diseases may cause leaf drop if allowed to spread uncontrollably.
Check plants frequently for insects and diseases and treat
promptly if needed.
Packed soil due to infrequent repotting and
improper watering may lead to leaf drop. In this case, leaf
drop may be the result of a lack of oxygen. Repotting will
help correct this problem.
Finally, the tenth cause of leaf drop is moisture
fluxuations. This can easily be corrected by following a schedule
of frequent, light applications of water.
There are a number of insects that attack our
house plants. Many times we bring them in when we move our
plants indoors after repotting, watering, or airing-out period
outdoors. Just about all of the common houseplant insects
are sucking types. These include mealybugs, spider mites,
aphids and scale insects.
Mealybugs are soft-bodied, oval insects with
well-developed legs and segmented bodies that are covered
with powdery wax. Many mealybug species have flat bodies with
pointed sides and tail-like filaments. The adults and the
nymphs feed in compact groups. They suck juices from leaves,
stems and roots of our house plants. Mealybugs may be controlled
using diazinon or Malathion with 1/4 teaspoon of a liquid
dish-washing soap, or, you might like to try the insecticidal
soaps now on the market for control of mealybugs.
Spider mites, which include the 2-spotted spider
mites and red spider mites, are some of the most destructive
pests of indoor plants. These tiny bugs feed underneath the
leaves and are known for spinning fine webs along veins and
leaves. They are considered sucking insects and in severe
cases can cause chlorosis and stunting, eventually leading
to death. For control, 2 chemicals are widely used for severe
cases, Malathion and Kelthane. Kelthane is a miticide and
may be most effective. Before applying these or any chemical,
read the directions for specific instructions. Where spider
mite infestations are not too severe, insecticidal soap and
water may be used to eradicate or retard infestations. To
use soap and water, take the plant outside and cover the container
with aluminum foil to keep from losing the soil. Turn the
plant to its side and, using a sprayer ,thoroughly apply the

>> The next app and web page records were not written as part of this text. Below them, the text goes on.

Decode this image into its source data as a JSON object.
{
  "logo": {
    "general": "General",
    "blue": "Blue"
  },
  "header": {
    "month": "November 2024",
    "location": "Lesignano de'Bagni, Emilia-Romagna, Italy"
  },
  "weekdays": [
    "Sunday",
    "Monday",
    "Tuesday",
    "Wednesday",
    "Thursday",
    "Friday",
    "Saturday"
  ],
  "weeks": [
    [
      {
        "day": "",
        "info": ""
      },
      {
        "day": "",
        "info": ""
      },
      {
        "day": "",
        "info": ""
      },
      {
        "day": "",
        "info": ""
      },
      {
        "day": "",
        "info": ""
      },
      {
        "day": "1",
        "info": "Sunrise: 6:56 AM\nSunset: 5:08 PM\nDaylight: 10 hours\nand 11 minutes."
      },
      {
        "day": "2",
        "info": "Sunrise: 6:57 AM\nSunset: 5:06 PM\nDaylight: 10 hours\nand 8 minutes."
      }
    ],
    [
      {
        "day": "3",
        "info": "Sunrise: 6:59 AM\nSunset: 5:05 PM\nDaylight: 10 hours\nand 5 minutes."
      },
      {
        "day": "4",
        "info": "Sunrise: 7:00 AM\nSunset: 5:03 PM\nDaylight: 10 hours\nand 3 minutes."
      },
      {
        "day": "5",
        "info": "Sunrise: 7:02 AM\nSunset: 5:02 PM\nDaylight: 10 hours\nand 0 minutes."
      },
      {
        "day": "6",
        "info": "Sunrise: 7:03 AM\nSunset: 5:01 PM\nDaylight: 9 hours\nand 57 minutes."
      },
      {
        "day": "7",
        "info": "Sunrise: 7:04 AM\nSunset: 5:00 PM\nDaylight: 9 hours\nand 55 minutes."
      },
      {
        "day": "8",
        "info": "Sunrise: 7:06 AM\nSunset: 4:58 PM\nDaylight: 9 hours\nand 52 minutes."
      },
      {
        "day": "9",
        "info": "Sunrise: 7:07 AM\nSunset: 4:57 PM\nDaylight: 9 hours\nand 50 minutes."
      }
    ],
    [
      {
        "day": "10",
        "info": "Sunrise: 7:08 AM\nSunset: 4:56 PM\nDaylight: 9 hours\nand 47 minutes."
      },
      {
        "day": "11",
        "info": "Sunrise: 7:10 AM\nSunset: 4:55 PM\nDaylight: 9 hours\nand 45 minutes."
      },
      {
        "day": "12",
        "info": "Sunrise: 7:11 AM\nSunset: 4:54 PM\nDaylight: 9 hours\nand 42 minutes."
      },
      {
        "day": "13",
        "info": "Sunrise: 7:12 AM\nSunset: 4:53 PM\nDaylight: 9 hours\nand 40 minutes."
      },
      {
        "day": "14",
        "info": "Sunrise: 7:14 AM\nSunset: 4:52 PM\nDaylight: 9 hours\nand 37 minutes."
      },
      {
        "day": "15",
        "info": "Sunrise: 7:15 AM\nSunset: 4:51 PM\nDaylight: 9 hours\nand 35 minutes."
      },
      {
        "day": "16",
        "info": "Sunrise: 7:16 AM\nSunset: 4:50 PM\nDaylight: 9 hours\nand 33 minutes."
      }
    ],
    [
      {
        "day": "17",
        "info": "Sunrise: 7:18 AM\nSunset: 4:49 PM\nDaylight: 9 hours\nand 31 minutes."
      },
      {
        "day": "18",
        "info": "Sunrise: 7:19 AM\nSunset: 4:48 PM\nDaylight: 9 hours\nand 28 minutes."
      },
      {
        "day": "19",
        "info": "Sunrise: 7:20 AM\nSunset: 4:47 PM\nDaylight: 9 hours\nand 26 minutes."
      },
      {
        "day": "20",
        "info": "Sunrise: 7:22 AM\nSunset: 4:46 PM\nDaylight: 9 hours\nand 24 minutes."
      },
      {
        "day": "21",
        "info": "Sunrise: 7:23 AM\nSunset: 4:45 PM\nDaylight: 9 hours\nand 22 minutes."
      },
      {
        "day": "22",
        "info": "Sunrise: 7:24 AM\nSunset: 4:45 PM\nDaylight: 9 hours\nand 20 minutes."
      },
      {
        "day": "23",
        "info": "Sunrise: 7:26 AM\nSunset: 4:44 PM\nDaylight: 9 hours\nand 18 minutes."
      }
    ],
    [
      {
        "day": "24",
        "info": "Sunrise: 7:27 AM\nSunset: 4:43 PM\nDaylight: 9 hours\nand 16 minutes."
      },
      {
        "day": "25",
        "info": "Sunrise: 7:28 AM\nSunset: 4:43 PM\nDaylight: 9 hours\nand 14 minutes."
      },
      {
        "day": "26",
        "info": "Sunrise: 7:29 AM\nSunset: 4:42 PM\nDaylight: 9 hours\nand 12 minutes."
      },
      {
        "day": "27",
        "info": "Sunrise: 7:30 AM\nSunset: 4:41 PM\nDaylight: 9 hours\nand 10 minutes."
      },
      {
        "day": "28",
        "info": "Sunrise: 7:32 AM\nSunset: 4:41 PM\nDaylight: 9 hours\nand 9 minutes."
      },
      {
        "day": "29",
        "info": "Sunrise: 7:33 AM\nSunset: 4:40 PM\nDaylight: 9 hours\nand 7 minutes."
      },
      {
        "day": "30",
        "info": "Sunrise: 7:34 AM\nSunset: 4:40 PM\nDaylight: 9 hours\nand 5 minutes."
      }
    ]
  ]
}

soapy solution to the underside of the leaves. Afterwards,
wash with clean water. See your local garden center for more
detail on insecticidal soaps.
Aphids and scale are 2 additional insects that
plague indoor houseplants. Aphids are commonly greenish-white
but may also be brown, red or black. They are sucking insects
and are normally found on the undersides of leaves and tips
and shoots of young tender plants. They can cause chlorosis
and stunting and may even lead to leaf drop and death of the
Scale insects are also sucking insects and
are found on nearly every part of the plant. Young, immature
scales in the "crawler" stage are found on the underside
of leaves and the tips of plants. As they mature and become
stationary with their waxy coat, they are normally found on
older leaves and stems. Control of both aphids and scale include
using insecticidal soaps, Malathion, diazinon and pyrethrins.
Always treat plants outdoors and then bring
them in after the chemical has dried. Treat all plants including
the soil before they are brought in for the winter, and check
the undersides of pots and trays for centipedes, millipedes,
snails, slugs, sowbugs, and pillbugs that may be harboring